___ MATERIALS PROVIDED

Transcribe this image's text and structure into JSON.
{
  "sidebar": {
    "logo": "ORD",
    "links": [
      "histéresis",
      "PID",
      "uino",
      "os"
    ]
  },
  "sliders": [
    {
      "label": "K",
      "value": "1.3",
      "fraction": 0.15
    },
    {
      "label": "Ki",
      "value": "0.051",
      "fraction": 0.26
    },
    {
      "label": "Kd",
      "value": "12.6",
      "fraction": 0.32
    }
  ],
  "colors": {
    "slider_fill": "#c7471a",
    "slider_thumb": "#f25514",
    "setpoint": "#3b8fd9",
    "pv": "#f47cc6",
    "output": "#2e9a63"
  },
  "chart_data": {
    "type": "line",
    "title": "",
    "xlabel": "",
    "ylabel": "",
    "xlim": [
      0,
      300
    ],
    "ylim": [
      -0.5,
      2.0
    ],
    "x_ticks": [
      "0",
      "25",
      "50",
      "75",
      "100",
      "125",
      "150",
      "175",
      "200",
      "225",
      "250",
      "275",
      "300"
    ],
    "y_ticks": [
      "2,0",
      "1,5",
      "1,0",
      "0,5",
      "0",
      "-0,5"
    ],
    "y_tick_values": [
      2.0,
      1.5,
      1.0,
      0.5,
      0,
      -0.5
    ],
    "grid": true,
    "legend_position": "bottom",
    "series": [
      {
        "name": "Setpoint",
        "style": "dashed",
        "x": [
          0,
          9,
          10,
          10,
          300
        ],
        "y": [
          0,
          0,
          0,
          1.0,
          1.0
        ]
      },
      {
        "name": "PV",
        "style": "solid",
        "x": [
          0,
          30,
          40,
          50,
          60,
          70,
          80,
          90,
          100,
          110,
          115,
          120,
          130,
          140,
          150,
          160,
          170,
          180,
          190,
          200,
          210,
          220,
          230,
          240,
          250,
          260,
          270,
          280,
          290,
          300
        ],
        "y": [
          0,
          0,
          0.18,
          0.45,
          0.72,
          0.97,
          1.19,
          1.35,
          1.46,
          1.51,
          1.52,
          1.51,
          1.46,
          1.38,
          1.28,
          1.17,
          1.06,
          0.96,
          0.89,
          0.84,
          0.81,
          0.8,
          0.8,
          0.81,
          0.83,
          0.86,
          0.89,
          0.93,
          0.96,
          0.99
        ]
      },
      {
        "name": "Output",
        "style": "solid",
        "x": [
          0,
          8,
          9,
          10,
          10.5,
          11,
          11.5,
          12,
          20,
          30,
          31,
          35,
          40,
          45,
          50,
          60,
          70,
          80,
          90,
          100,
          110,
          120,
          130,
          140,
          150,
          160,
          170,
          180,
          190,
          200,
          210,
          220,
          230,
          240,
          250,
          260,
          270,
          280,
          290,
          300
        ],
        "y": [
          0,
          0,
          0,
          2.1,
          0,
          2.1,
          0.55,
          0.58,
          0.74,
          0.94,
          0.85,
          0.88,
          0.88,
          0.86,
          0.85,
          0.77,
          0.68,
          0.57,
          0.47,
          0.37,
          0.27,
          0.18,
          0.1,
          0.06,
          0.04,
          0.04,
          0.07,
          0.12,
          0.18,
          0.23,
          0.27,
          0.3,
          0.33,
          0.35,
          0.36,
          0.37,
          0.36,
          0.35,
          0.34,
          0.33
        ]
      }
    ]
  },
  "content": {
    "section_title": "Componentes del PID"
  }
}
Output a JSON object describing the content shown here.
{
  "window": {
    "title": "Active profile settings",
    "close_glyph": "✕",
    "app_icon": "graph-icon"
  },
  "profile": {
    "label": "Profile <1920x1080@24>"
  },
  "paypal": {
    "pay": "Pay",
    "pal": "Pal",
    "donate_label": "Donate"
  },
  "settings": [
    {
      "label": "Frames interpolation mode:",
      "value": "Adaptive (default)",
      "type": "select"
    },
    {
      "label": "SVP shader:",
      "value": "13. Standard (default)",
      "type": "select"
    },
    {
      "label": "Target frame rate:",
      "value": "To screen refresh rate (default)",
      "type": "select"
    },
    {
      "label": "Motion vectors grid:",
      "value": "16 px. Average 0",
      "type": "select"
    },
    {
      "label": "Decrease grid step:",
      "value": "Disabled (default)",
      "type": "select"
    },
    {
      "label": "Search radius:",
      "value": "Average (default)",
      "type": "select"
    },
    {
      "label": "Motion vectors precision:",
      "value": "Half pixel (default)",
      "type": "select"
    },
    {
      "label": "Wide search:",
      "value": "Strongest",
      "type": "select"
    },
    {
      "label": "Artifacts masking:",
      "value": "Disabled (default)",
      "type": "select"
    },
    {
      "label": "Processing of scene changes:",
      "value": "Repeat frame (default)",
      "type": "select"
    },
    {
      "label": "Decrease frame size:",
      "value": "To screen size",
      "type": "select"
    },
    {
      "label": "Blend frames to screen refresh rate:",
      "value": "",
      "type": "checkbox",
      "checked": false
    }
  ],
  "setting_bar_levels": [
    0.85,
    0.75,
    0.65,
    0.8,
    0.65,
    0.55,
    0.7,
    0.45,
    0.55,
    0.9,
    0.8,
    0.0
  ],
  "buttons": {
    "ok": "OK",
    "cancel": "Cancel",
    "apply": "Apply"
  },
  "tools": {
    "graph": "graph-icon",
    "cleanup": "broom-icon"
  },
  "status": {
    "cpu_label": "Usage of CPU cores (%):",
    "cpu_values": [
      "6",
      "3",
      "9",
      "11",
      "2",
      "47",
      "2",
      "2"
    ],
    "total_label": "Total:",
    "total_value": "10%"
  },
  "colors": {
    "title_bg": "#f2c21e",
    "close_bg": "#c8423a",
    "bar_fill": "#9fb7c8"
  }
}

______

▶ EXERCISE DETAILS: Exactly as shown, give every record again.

▶ ANSWER AREA:
Transcribe this image's text and structure into JSON.
{
  "sidebar": {
    "logo": "ORD",
    "links": [
      "histéresis",
      "PID",
      "uino",
      "os"
    ]
  },
  "sliders": [
    {
      "label": "K",
      "value": "1.3",
      "fraction": 0.15
    },
    {
      "label": "Ki",
      "value": "0.051",
      "fraction": 0.26
    },
    {
      "label": "Kd",
      "value": "12.6",
      "fraction": 0.32
    }
  ],
  "colors": {
    "slider_fill": "#c7471a",
    "slider_thumb": "#f25514",
    "setpoint": "#3b8fd9",
    "pv": "#f47cc6",
    "output": "#2e9a63"
  },
  "chart_data": {
    "type": "line",
    "title": "",
    "xlabel": "",
    "ylabel": "",
    "xlim": [
      0,
      300
    ],
    "ylim": [
      -0.5,
      2.0
    ],
    "x_ticks": [
      "0",
      "25",
      "50",
      "75",
      "100",
      "125",
      "150",
      "175",
      "200",
      "225",
      "250",
      "275",
      "300"
    ],
    "y_ticks": [
      "2,0",
      "1,5",
      "1,0",
      "0,5",
      "0",
      "-0,5"
    ],
    "y_tick_values": [
      2.0,
      1.5,
      1.0,
      0.5,
      0,
      -0.5
    ],
    "grid": true,
    "legend_position": "bottom",
    "series": [
      {
        "name": "Setpoint",
        "style": "dashed",
        "x": [
          0,
          9,
          10,
          10,
          300
        ],
        "y": [
          0,
          0,
          0,
          1.0,
          1.0
        ]
      },
      {
        "name": "PV",
        "style": "solid",
        "x": [
          0,
          30,
          40,
          50,
          60,
          70,
          80,
          90,
          100,
          110,
          115,
          120,
          130,
          140,
          150,
          160,
          170,
          180,
          190,
          200,
          210,
          220,
          230,
          240,
          250,
          260,
          270,
          280,
          290,
          300
        ],
        "y": [
          0,
          0,
          0.18,
          0.45,
          0.72,
          0.97,
          1.19,
          1.35,
          1.46,
          1.51,
          1.52,
          1.51,
          1.46,
          1.38,
          1.28,
          1.17,
          1.06,
          0.96,
          0.89,
          0.84,
          0.81,
          0.8,
          0.8,
          0.81,
          0.83,
          0.86,
          0.89,
          0.93,
          0.96,
          0.99
        ]
      },
      {
        "name": "Output",
        "style": "solid",
        "x": [
          0,
          8,
          9,
          10,
          10.5,
          11,
          11.5,
          12,
          20,
          30,
          31,
          35,
          40,
          45,
          50,
          60,
          70,
          80,
          90,
          100,
          110,
          120,
          130,
          140,
          150,
          160,
          170,
          180,
          190,
          200,
          210,
          220,
          230,
          240,
          250,
          260,
          270,
          280,
          290,
          300
        ],
        "y": [
          0,
          0,
          0,
          2.1,
          0,
          2.1,
          0.55,
          0.58,
          0.74,
          0.94,
          0.85,
          0.88,
          0.88,
          0.86,
          0.85,
          0.77,
          0.68,
          0.57,
          0.47,
          0.37,
          0.27,
          0.18,
          0.1,
          0.06,
          0.04,
          0.04,
          0.07,
          0.12,
          0.18,
          0.23,
          0.27,
          0.3,
          0.33,
          0.35,
          0.36,
          0.37,
          0.36,
          0.35,
          0.34,
          0.33
        ]
      }
    ]
  },
  "content": {
    "section_title": "Componentes del PID"
  }
}
Output a JSON object describing the content shown here.
{
  "window": {
    "title": "Active profile settings",
    "close_glyph": "✕",
    "app_icon": "graph-icon"
  },
  "profile": {
    "label": "Profile <1920x1080@24>"
  },
  "paypal": {
    "pay": "Pay",
    "pal": "Pal",
    "donate_label": "Donate"
  },
  "settings": [
    {
      "label": "Frames interpolation mode:",
      "value": "Adaptive (default)",
      "type": "select"
    },
    {
      "label": "SVP shader:",
      "value": "13. Standard (default)",
      "type": "select"
    },
    {
      "label": "Target frame rate:",
      "value": "To screen refresh rate (default)",
      "type": "select"
    },
    {
      "label": "Motion vectors grid:",
      "value": "16 px. Average 0",
      "type": "select"
    },
    {
      "label": "Decrease grid step:",
      "value": "Disabled (default)",
      "type": "select"
    },
    {
      "label": "Search radius:",
      "value": "Average (default)",
      "type": "select"
    },
    {
      "label": "Motion vectors precision:",
      "value": "Half pixel (default)",
      "type": "select"
    },
    {
      "label": "Wide search:",
      "value": "Strongest",
      "type": "select"
    },
    {
      "label": "Artifacts masking:",
      "value": "Disabled (default)",
      "type": "select"
    },
    {
      "label": "Processing of scene changes:",
      "value": "Repeat frame (default)",
      "type": "select"
    },
    {
      "label": "Decrease frame size:",
      "value": "To screen size",
      "type": "select"
    },
    {
      "label": "Blend frames to screen refresh rate:",
      "value": "",
      "type": "checkbox",
      "checked": false
    }
  ],
  "setting_bar_levels": [
    0.85,
    0.75,
    0.65,
    0.8,
    0.65,
    0.55,
    0.7,
    0.45,
    0.55,
    0.9,
    0.8,
    0.0
  ],
  "buttons": {
    "ok": "OK",
    "cancel": "Cancel",
    "apply": "Apply"
  },
  "tools": {
    "graph": "graph-icon",
    "cleanup": "broom-icon"
  },
  "status": {
    "cpu_label": "Usage of CPU cores (%):",
    "cpu_values": [
      "6",
      "3",
      "9",
      "11",
      "2",
      "47",
      "2",
      "2"
    ],
    "total_label": "Total:",
    "total_value": "10%"
  },
  "colors": {
    "title_bg": "#f2c21e",
    "close_bg": "#c8423a",
    "bar_fill": "#9fb7c8"
  }
}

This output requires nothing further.